J) If you’re poor, Mamani’s is still the only place on the block to obtain dollar slices. Get a job, man.
K) Nino’s was once the main destination for non-dollar slice pizza and Italian ices in the summer. Given a recent renovation, it may now be run by “upscale Italians.”
11B became the go-to destination for pizza costing more than a dollar during Nino’s sabbatical.
M) San Loco is your nearest low grade Mexican food substitute, though some park patrons make the daunting journey to the more authentic taco truck on E. 2nd Street and Avenue A.
N) By now, most know not to use the public restroom inside the park for disposal of bodily waste. The string of restaurants on Avenue A between 9th and 10th not listed above may allow you to use their facilities.
O) Whoa, do you really have a job? Westville is the most frequented nearby brunch destination for bourgeoisie skateboarders.
P) Though spotty at times, the “attwifi” network still provides Tompkins with free WiFi for the Europeans and people on Boost Mobile.
Q) Break your board? With no Autumn around, you’re going to have to skate to E. 3rd Street and Bowery to pay Chief “Emerging Black Celebirty” Keith a visit at DQM.
R) If you’re good at skateboarding, please leave the park immediately and skate as far south as you can until you hit the L.E.S. Park. Thanks.

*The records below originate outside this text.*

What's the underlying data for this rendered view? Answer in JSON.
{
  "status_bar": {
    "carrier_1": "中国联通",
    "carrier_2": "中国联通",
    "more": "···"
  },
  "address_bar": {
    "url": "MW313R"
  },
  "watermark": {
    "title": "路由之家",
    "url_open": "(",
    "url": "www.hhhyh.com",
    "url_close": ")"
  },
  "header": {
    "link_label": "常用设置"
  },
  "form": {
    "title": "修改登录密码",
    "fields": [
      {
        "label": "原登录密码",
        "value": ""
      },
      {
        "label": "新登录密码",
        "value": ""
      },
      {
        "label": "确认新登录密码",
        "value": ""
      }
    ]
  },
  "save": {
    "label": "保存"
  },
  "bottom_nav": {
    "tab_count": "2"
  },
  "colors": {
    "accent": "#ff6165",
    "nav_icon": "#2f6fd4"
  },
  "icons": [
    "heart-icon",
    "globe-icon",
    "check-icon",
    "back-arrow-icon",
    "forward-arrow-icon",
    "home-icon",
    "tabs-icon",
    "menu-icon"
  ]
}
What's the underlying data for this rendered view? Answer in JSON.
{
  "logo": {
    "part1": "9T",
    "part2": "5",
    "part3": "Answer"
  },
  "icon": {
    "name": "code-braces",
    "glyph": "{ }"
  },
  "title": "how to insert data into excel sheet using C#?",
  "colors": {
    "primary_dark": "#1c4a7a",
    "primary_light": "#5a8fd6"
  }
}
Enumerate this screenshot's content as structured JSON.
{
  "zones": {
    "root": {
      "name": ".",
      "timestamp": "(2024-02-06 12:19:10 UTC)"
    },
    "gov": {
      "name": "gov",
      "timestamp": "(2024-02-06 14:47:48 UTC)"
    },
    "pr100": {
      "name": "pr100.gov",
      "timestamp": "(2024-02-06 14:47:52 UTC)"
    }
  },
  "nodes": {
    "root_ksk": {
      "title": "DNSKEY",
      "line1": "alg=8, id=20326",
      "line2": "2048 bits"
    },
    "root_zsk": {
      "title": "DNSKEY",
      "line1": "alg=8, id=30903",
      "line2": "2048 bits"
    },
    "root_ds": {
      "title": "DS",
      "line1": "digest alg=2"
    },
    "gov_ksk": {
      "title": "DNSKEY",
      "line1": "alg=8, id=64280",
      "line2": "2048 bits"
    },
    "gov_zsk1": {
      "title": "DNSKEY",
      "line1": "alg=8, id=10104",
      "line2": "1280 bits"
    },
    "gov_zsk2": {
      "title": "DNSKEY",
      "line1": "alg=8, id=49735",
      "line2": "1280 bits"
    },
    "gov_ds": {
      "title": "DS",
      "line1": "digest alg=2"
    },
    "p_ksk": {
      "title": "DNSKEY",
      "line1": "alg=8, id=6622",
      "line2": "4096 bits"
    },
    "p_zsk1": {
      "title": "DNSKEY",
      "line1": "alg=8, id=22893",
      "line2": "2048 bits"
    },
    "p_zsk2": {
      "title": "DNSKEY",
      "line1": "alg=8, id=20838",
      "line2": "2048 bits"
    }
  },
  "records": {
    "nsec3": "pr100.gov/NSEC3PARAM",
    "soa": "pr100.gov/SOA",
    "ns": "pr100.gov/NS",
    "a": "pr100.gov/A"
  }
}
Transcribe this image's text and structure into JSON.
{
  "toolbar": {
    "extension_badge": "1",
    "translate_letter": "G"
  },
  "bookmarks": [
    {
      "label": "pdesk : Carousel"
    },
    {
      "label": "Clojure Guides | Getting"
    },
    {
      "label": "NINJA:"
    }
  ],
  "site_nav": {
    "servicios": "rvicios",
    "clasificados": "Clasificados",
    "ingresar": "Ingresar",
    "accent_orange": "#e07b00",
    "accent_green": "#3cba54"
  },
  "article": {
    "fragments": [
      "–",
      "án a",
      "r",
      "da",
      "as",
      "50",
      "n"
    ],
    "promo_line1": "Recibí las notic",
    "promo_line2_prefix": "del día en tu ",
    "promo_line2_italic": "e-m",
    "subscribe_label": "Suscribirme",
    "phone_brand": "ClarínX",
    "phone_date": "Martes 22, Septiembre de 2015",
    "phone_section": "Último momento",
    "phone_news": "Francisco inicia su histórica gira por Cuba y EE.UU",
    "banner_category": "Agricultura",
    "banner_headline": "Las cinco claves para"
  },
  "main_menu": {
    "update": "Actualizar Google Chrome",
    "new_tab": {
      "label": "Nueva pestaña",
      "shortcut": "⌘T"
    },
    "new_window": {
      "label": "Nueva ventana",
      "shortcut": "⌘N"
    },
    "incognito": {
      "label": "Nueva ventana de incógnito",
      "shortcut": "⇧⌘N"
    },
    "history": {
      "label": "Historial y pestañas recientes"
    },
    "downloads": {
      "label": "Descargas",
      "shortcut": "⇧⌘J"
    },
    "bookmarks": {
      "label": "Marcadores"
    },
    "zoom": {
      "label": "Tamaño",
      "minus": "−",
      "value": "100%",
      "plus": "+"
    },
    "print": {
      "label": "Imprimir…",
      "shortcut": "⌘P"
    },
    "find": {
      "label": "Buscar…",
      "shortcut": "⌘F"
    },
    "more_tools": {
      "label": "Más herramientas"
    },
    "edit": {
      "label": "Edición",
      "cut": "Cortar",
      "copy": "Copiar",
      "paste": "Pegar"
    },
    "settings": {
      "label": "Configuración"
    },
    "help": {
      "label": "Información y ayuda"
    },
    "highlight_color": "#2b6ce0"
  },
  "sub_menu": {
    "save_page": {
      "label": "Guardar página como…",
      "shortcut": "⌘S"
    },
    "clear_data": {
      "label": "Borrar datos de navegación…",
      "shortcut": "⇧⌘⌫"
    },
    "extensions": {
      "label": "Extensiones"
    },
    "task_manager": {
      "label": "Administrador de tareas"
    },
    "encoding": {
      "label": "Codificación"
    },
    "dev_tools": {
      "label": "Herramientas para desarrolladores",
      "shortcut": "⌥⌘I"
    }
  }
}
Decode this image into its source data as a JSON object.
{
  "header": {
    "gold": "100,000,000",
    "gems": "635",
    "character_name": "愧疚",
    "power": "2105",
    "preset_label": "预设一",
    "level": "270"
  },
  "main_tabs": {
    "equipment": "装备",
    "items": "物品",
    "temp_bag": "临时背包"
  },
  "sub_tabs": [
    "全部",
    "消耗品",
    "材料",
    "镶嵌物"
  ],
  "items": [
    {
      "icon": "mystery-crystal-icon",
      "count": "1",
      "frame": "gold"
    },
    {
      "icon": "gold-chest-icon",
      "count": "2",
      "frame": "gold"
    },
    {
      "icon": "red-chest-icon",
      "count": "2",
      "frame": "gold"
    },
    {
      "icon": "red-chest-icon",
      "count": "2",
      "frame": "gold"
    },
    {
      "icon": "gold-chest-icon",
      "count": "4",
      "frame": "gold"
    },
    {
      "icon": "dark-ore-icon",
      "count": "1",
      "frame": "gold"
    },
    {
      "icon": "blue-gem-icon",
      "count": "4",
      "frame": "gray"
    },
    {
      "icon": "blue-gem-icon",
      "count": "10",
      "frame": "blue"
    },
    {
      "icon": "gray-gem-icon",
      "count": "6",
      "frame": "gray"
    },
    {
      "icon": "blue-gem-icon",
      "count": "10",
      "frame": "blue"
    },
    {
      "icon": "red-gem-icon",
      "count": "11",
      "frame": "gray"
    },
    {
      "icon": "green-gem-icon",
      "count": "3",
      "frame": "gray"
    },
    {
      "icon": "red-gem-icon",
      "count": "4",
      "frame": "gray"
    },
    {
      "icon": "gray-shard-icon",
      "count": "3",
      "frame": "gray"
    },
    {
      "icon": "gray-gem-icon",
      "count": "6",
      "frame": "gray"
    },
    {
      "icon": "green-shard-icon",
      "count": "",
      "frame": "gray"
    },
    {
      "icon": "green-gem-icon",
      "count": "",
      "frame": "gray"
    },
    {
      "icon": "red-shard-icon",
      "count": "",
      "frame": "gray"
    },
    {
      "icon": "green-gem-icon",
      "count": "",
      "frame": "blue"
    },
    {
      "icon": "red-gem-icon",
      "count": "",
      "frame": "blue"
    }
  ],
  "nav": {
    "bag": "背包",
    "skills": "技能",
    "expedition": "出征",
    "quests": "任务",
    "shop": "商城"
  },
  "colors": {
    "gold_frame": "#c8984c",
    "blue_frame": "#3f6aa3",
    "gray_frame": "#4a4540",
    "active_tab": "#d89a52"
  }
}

Oh, and if you just started college, drop out unless you’re going to be a doctor or an engineer.